We have a saying in Afghanistan: People age according to the grief they experience, not the number of years they live.
A year after being evacuated from Kabul as the Taliban rampaged through the city I’d called home for nearly a decade, these words come back to me every time I look at my face in the mirror. My hair has gone gray, the lines in my forehead are deeper. When I send pictures of myself to my mother, who still lives in Afghanistan, she writes, “What have you done to yourself?”
On August 15, 2021, the morning started out like a normal workday, but within a few hours, my family and I had to pack our lives into a few backpacks and leave the country. We left everything from diaries to books to family photos.
My life and the lives of millions of other Afghans were turned upside down.
We are still trying to understand what happened. Our physical selves are the most visible reminder of how our lives changed so abruptly on a summer’s day—it reminds us that we still exist, even though we feel so alien in these new lands that are nothing like the home we’re living for. have fled.
I am now in the United States and although I am physically safe, my psychological well-being is anything but. Everything is so different here and I have no idea how most things work: where do I park my car? How do I pay my bills? And by the way, how does US health insurance work?
As we climbed aboard that hulking American cargo plane that seemed to scream as it took off from Kabul International Airport, the American troops on board told us where to sit, but they didn’t tell us how difficult our lives were soon to become.
So now I have to work hard to avoid missing my rent payment or else I won’t be able to rent a house. Did you know that when you rent a house or a car, they check your credit? But if you’re completely new to the country, you won’t have one.
A feeling of loneliness comes over me, and I think it could be here for a while. Life in America seems so individualized. People I see bobbing in the streets are happy to be alone. They don’t have big families like we do in Afghanistan. They don’t see their relatives as often as we do. They seem so busy – too busy to make a meaningful connection with someone like me.
In Afghanistan, there are greeting habits that everyone follows before actually having a conversation. “How are you? How is your family? How is your work?” We used to laugh about it in Kabul, but now I really miss it.

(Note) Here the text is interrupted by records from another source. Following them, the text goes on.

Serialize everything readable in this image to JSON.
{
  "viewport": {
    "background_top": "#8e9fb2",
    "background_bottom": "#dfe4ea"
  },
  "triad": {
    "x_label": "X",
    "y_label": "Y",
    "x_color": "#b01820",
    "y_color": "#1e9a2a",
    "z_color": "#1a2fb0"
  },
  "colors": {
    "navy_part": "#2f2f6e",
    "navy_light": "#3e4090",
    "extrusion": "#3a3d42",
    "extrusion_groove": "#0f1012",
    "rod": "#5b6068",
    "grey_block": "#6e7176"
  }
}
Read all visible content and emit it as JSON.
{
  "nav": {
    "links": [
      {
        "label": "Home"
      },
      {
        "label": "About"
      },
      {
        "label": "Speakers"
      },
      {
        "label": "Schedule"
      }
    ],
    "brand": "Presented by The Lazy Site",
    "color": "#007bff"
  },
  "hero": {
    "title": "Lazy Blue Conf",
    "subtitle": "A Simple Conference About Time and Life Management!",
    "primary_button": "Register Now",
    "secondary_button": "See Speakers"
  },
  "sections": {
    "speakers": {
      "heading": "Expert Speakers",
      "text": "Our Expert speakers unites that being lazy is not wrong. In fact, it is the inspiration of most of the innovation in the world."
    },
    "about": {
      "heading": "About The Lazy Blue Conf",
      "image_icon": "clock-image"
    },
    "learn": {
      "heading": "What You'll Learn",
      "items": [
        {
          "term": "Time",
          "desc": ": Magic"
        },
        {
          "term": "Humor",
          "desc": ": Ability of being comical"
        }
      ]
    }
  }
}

This was a year of fear, worry and grief for so many Afghans. And with the distance between my new American neighbors and myself almost palpable, I reached out to my Afghan friends scattered all over the world.
They, like me, have invested so much in a government and way of life that we never expected would collapse, or have the United States lag behind as the Taliban drew closer.
When I asked my friends how they were doing, a year after we fled, their answers brought tears to my eyes. I was never known to be an emotional person and was almost proud of always being stoic. Even when I was a kid, my parents took me to the doctor because I never cried.
But now hardly anyone I know in Afghanistan or beyond is doing well.
And I cry. Often.
Khalid Abidi, a school friend of mine, ran a huge project for the Afghan state-owned electricity company. He did very well in his career before the Taliban takeover.
Despite receiving several offers to work abroad, he preferred to stay in Afghanistan. But last month he told me he lost everything after the new Taliban government shut down the project.
Khalid is still in Afghanistan. He can’t find a way to leave.
“I may have aged 100 years,” he said. “I can’t sleep nights and days, I’m mentally destroyed.”
“There is no life and future in Afghanistan, it is complete darkness here.”
Orooj Hakimi, a former Reuters journalist in Kabul who fled to the West, struggles with similar issues. “I’ve worked so hard for free speech and invested a decade of my life,” she told me. “But with the Taliban takeover, I lost everything. It is so painful, so painful when words cannot describe it.”
Orooj, 33, said she grew much older in the past year. The sadness of Afghanistan’s collapse was visible on her face shortly after the fall of Kabul. Streams of gray hair sprouted seemingly overnight, she said, and when she FaceTimed with friends and relatives, they continued to bring out the changes in her face.
She had lived in Kabul and dined most evenings around a single table in her parents’ house with her mother, father, siblings and often extended family. But now her loved ones are spread across three different countries. “My sisters are stuck in Afghanistan, my parents in Pakistan and I’m in a different corner of the world.”
Orooj first experienced the life of a refugee as a child in the 1990s. Her father was employed by the Soviet-backed government, and when the Taliban took over in 1996, they were forced to leave Afghanistan. Last summer she had to take refuge again in the same country, Pakistan.
“The past year feels like a hundred years to me,” she said. “I’ve been through so much and lost so much.”
So many friends I spoke to feel the same. As the anecdotes added up, I couldn’t help but think of another saying we have in Afghanistan: we are the flour between two millstones.
I shudder to think of my generation being ground to powder, sandwiched between the fear of being refugees as I watch the Taliban dismantle the country we grew up in.
But for now, all we can do is wake up, look at ourselves in the mirror, and hope that today, if only for a moment, will be better.